ISSP UL’s deputy director for science, Andris Šternbergs, advocates for the Latvian scientific community on the global stage

In a recent online panel discussion focused on shaping the perspective of the Latvian scientific community, a distinguished group of experts and officials gathered to deliberate on crucial strategies for advancing Latvia’s presence in the European and global scientific landscape.

Guided by the esteemed Latvian Academy of Sciences (LAS) Senate members and key figures from the Ministry of Education and Science, including deputy state secretary and scientific advisor Jānis Paiders and advisor of the Ministry of Education and Science in Brussels Aleksandrs Mārtiņš Blūms, the discussion delved into pressing topics such as the Horizon Europe program and the formulation of the new Framework Program. The diverse expertise brought to the table by representatives from Riga Stradiņš University, Riga Technical University, Institute of Solid State Physics, University of Latvia, and Latvian Institute of Organic Synthesis underscored the robustness of the discussion.

Standing out among the participants was LAS academician Andris Šternbergs, the ISSP UL’s deputy director for science. With unwavering conviction, Šternbergs emphasized the importance of establishing a solid reputation to effectively engage with the broader scientific community at the European and global levels.

Šternbergs voiced his support for continuing the Widening program within the new Framework Program, stressing the necessity for Latvian researchers to showcase their capabilities as equal partners on the international stage. Emphasizing the significance of robust infrastructure and well-defined career paths for researchers, Šternbergs highlighted the vital role of EraNet projects and COST actions in fostering collaborative initiatives and setting the groundwork for successful partnerships under the Widening program.

Šternbergs, drawing from his experience as a Teaming project implementer, proposed a forward-thinking approach. His encouragement for consortia to consider expanding their partnerships beyond initially selected European collaborators and his advocacy for the inclusion of partners from developed third countries like South Korea and Japan envision a more inclusive and globally interconnected scientific community, sparking hope for the future of Latvian science.

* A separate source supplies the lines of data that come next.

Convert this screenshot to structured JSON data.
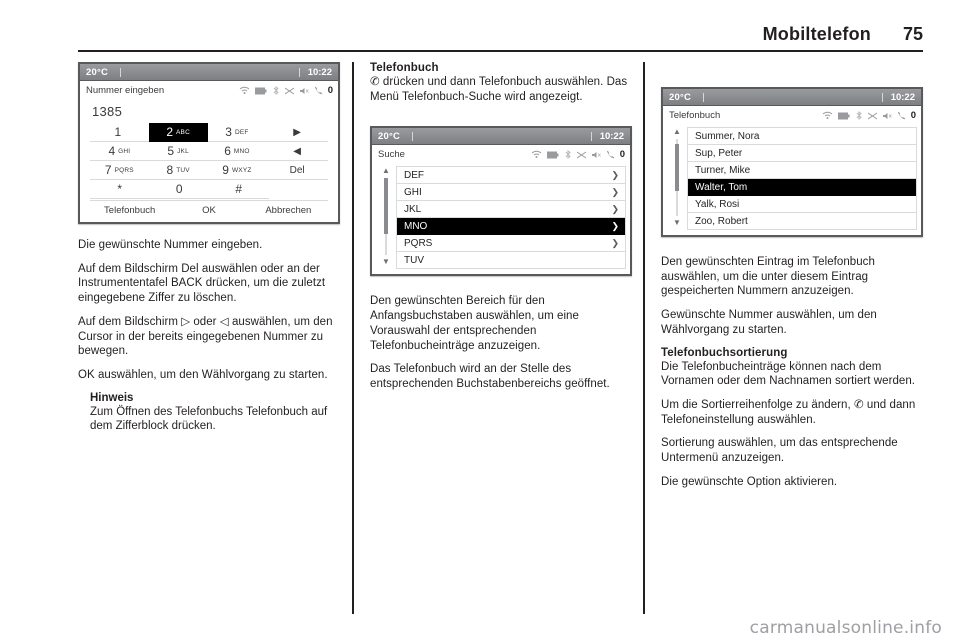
{
  "header": {
    "title": "Mobiltelefon",
    "page_number": "75"
  },
  "footer": {
    "watermark": "carmanualsonline.info"
  },
  "screens": {
    "dial": {
      "temperature": "20°C",
      "clock": "10:22",
      "title": "Nummer eingeben",
      "status_icons": [
        "signal-icon",
        "battery-icon",
        "bluetooth-icon",
        "shuffle-icon",
        "mute-icon",
        "phone-icon",
        "message-count-badge"
      ],
      "badge_value": "0",
      "entered_number": "1385",
      "keys": [
        {
          "digit": "1",
          "letters": ""
        },
        {
          "digit": "2",
          "letters": "ABC"
        },
        {
          "digit": "3",
          "letters": "DEF"
        },
        {
          "digit": "4",
          "letters": "GHI"
        },
        {
          "digit": "5",
          "letters": "JKL"
        },
        {
          "digit": "6",
          "letters": "MNO"
        },
        {
          "digit": "7",
          "letters": "PQRS"
        },
        {
          "digit": "8",
          "letters": "TUV"
        },
        {
          "digit": "9",
          "letters": "WXYZ"
        },
        {
          "digit": "*",
          "letters": ""
        },
        {
          "digit": "0",
          "letters": ""
        },
        {
          "digit": "#",
          "letters": ""
        }
      ],
      "selected_key": "2",
      "side_keys": [
        "▶",
        "◀",
        "Del"
      ],
      "footer_buttons": [
        "Telefonbuch",
        "OK",
        "Abbrechen"
      ]
    },
    "search": {
      "temperature": "20°C",
      "clock": "10:22",
      "title": "Suche",
      "badge_value": "0",
      "items": [
        "DEF",
        "GHI",
        "JKL",
        "MNO",
        "PQRS",
        "TUV"
      ],
      "selected_item": "MNO"
    },
    "phonebook": {
      "temperature": "20°C",
      "clock": "10:22",
      "title": "Telefonbuch",
      "badge_value": "0",
      "items": [
        "Summer, Nora",
        "Sup, Peter",
        "Turner, Mike",
        "Walter, Tom",
        "Yalk, Rosi",
        "Zoo, Robert"
      ],
      "selected_item": "Walter, Tom"
    }
  },
  "column1": {
    "p1": "Die gewünschte Nummer eingeben.",
    "p2": "Auf dem Bildschirm Del auswählen oder an der Instrumententafel BACK drücken, um die zuletzt eingegebene Ziffer zu löschen.",
    "p3": "Auf dem Bildschirm ▷ oder ◁ auswählen, um den Cursor in der bereits eingegebenen Nummer zu bewegen.",
    "p4": "OK auswählen, um den Wählvorgang zu starten.",
    "note_title": "Hinweis",
    "note_text": "Zum Öffnen des Telefonbuchs Telefonbuch auf dem Zifferblock drücken."
  },
  "column2": {
    "heading": "Telefonbuch",
    "p1": "✆ drücken und dann Telefonbuch auswählen. Das Menü Telefonbuch-Suche wird angezeigt.",
    "p2": "Den gewünschten Bereich für den Anfangsbuchstaben auswählen, um eine Vorauswahl der entsprechenden Telefonbucheinträge anzuzeigen.",
    "p3": "Das Telefonbuch wird an der Stelle des entsprechenden Buchstabenbereichs geöffnet."
  },
  "column3": {
    "p1": "Den gewünschten Eintrag im Telefonbuch auswählen, um die unter diesem Eintrag gespeicherten Nummern anzuzeigen.",
    "p2": "Gewünschte Nummer auswählen, um den Wählvorgang zu starten.",
    "heading": "Telefonbuchsortierung",
    "p3": "Die Telefonbucheinträge können nach dem Vornamen oder dem Nachnamen sortiert werden.",
    "p4": "Um die Sortierreihenfolge zu ändern, ✆ und dann Telefoneinstellung auswählen.",
    "p5": "Sortierung auswählen, um das entsprechende Untermenü anzuzeigen.",
    "p6": "Die gewünschte Option aktivieren."
  }
}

The press release of the Latvian Institute of Organic Synthesis in Latvian